By Greg Robb, MarketWatch
The Federal Reserve has ably led the first phase of the response to the financial shock from the coronavirus, supplying reserves to the U.S. financial system and now it’s time for the International Monetary Fund and World Bank to do something similar for the global economies, says Brad Setser, a senior fellow at the Council on Foreign Relations and an expert on capital flows.
The common denominator across global economies is a shortage of dollars. Lenders are unwilling to part with the currency in times of crisis and countries that need help the most are least able to get the currency they need.
In a blog post, Setser said the IMF and the World Bank should step up to the plate.
Specifically, he called for the IMF to make a special allocation of Special Drawing Rights, a move last undertaken during the financial crisis in 2009.
In 2009, the IMF made a special allocation of $250 billion of SDRs during the financial crisis “to help stop a serious capital drain and the contagion risk facing emerging market and developing economies,” according to a U.S. Treasury report to Congress of the action.
SDRs are not currency, but can be used to supplement existing official reserves of IMF member countries. Importantly, they can be converted into dollars or euros.
“Raising global reserves right now to meet a higher global need for reserves makes sense,” Setser said.
It is like the Fed increasing reserves on its balance sheet to get liquidity into all corners of the financial market.
Even the U.S. could benefit, because the SDRs could help bolster Treasury’s Exchange Stabilization Fund that is being used to backstop various Fed lending programs.
Because an allocation would be distributed according to a country’s IMF quota, now how many reserves a country now needs, an SDR allocation on its own is insufficient, Setser acknowledged.
He suggested that the IMF lending capacity could be raised.
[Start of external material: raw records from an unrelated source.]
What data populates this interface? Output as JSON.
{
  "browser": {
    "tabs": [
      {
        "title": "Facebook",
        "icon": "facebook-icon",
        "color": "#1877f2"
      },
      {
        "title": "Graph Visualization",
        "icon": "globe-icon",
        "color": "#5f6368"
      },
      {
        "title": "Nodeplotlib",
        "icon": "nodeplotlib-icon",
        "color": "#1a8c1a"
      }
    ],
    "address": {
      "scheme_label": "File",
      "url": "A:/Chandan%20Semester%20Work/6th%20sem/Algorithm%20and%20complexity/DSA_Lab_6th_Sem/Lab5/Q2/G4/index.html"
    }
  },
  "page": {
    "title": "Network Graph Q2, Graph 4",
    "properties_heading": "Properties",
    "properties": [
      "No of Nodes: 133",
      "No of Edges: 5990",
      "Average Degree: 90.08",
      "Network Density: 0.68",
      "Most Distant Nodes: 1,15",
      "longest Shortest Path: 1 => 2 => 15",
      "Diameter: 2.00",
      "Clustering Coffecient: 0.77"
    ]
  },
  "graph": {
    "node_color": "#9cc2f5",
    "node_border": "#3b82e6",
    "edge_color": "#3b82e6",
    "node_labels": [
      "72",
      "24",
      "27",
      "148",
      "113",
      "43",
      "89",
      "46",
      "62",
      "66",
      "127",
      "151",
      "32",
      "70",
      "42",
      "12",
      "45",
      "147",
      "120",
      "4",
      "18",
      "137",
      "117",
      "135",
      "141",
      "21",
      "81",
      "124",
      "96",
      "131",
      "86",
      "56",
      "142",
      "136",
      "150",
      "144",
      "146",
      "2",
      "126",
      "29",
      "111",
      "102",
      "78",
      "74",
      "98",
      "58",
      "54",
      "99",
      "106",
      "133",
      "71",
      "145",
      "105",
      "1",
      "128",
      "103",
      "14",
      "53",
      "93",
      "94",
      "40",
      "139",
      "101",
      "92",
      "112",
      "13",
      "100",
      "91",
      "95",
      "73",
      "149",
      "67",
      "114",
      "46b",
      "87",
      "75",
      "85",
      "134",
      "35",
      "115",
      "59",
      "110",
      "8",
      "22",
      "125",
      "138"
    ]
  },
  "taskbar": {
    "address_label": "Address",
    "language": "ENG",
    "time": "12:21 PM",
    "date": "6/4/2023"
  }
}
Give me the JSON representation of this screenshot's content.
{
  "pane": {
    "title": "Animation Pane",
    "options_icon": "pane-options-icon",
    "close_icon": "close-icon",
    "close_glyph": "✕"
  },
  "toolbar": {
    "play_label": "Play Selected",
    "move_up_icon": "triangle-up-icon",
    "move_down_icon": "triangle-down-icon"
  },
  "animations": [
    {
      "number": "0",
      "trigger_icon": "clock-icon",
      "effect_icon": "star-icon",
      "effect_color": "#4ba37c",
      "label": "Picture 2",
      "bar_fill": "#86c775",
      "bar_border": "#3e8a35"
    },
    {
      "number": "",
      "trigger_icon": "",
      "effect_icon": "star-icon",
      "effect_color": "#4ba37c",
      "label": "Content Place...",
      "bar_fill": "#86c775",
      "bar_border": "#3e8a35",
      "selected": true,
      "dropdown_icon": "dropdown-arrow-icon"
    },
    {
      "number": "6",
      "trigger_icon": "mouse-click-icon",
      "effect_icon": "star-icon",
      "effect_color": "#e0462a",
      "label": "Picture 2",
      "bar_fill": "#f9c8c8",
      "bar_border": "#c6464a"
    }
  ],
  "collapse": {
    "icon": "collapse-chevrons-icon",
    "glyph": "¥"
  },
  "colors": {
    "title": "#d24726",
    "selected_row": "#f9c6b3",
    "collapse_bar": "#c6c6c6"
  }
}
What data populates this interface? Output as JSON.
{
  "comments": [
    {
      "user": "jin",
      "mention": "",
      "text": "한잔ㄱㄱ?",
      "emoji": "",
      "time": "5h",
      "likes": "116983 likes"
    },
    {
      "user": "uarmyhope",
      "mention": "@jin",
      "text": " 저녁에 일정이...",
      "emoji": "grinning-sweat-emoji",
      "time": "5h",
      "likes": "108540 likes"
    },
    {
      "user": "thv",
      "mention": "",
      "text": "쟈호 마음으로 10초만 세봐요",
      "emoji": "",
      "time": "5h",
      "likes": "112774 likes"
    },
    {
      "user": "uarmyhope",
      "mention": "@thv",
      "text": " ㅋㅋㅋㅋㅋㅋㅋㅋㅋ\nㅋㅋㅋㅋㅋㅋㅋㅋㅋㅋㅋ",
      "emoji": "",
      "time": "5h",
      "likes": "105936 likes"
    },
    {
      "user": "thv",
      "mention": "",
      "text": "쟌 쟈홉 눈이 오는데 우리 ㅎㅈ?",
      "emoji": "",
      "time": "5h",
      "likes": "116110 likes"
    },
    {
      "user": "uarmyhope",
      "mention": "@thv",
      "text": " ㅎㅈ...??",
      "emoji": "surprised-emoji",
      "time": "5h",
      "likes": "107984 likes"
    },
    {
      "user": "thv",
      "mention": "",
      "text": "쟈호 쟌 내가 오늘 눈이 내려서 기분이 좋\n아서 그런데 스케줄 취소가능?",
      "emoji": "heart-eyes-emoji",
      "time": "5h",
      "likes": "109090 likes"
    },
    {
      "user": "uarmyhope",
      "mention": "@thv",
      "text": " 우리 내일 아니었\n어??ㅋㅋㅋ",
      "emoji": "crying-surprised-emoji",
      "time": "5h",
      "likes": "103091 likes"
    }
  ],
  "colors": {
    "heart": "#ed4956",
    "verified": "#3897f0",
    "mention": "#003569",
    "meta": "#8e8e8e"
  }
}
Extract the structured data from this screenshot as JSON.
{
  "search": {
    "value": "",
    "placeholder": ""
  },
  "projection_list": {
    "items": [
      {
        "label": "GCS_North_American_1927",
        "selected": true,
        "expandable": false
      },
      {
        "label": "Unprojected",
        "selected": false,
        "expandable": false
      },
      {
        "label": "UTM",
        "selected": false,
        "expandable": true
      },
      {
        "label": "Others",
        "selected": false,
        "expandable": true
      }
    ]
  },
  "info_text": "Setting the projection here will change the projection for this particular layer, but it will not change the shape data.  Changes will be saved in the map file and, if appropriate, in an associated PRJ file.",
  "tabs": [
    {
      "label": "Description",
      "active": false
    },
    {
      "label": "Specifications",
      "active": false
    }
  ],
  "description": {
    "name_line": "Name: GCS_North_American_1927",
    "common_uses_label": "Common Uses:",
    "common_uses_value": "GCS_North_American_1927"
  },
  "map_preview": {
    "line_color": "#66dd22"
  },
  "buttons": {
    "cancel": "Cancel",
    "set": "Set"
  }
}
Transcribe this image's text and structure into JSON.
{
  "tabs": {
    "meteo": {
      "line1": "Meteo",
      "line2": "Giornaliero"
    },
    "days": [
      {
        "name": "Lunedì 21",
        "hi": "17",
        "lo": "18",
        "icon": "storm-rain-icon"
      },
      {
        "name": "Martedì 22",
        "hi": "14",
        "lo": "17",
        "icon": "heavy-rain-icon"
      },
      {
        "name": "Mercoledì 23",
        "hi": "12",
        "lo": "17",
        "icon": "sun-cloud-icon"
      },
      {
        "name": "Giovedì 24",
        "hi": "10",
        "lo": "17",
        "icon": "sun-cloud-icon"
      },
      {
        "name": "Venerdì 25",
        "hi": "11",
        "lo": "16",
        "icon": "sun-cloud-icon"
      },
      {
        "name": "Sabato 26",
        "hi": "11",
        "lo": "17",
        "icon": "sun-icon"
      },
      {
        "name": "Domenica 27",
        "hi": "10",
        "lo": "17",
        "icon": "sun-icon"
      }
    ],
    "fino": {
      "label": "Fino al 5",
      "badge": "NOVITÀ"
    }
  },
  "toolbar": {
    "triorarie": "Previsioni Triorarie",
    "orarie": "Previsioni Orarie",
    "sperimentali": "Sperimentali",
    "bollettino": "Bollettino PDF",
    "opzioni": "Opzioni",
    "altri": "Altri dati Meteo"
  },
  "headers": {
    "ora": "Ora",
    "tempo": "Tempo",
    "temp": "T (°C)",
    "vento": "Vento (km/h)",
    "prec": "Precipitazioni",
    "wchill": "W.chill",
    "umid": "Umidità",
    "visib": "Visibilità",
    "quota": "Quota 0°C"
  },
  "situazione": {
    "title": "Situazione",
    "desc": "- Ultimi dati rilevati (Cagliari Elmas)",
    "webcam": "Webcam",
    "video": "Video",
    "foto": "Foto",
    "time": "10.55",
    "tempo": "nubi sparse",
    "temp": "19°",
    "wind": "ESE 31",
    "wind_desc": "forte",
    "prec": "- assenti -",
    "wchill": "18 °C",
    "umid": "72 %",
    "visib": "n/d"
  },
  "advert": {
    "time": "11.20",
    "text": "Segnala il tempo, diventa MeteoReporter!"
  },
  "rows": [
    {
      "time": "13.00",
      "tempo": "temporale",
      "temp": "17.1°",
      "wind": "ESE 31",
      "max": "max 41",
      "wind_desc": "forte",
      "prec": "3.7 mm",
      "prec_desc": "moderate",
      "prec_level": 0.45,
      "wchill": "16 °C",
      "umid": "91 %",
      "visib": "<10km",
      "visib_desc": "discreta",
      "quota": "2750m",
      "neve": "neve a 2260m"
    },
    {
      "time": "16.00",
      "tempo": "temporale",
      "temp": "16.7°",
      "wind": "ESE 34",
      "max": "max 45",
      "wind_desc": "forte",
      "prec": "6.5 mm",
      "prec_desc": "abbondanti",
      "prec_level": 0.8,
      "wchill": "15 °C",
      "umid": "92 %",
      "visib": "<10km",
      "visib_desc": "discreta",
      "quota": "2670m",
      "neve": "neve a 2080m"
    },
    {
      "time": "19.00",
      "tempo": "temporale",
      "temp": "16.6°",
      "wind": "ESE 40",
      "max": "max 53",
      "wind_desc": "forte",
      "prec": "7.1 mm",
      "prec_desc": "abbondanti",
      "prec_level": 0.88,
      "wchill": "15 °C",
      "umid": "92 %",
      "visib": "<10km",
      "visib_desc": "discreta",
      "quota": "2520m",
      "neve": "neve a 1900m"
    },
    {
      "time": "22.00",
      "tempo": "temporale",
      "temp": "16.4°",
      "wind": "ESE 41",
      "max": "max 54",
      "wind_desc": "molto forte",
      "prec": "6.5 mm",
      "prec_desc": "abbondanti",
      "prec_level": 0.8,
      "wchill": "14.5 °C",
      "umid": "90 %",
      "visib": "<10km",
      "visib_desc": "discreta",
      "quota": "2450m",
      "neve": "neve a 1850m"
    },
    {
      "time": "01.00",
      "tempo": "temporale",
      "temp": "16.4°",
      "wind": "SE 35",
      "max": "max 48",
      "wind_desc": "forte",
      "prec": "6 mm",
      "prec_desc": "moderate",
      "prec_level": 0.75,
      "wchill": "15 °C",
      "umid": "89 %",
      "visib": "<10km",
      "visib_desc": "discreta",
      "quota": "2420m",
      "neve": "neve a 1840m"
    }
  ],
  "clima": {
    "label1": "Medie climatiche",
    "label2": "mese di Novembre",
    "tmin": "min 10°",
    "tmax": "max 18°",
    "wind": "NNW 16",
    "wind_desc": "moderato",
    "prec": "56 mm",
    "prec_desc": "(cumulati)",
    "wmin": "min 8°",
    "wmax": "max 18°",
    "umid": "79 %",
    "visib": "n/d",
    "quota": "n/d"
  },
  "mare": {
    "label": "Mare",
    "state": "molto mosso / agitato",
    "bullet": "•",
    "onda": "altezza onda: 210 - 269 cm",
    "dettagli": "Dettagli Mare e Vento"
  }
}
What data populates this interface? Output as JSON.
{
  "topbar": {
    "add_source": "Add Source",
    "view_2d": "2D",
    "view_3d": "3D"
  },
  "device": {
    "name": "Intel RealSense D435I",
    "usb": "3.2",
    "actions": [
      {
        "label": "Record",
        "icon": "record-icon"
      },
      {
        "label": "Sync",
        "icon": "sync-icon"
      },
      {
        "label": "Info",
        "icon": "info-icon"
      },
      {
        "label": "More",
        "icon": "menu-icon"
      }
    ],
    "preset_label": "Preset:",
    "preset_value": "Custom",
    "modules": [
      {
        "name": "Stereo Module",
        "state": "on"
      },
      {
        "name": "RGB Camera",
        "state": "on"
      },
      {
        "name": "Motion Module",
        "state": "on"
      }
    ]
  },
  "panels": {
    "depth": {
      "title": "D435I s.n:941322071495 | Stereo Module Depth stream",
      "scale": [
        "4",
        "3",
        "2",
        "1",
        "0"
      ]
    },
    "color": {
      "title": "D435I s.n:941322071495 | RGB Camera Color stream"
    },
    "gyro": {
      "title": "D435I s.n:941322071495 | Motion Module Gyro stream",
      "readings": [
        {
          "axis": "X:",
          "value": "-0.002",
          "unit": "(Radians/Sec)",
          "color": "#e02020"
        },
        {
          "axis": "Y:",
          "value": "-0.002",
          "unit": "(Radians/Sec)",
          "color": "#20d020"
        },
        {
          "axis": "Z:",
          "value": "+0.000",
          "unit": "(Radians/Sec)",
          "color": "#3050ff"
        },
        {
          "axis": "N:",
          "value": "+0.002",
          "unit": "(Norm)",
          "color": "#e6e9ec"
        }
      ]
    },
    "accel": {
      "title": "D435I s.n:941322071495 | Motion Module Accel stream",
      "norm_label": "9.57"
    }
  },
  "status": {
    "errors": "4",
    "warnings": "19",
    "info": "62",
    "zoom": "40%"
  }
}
This could be accomplished during the IMF’s spring meeting from April 13-19 when officials will hold “virtual” meeting given the pandemic.
On the World Bank, Setser said he supported a “break the glass moment” advocated by the Center for Global Development to give the World Bank and other multilateral development banks the ability to dramatically increase their lending.
Under their proposal, the World Bank and other multilateral lending institutions would include in their capital base funding that has been promised funding from their shareholder countries, said Scott Morris, a senior fellow at the Center. Adding this “callable capital” would enable the banks to scale-up their lending by more than $1 trillion, Morris wrote in a blog.
On Wednesday, the dollar /zigman2/quotes/210598269/delayed DXY +0.02% was higher against a basket of its major trading partners, according to the ICE U.S. Dollar Index. The greenback is up 4.5% this year, according to the Wall Street Journal dollar index.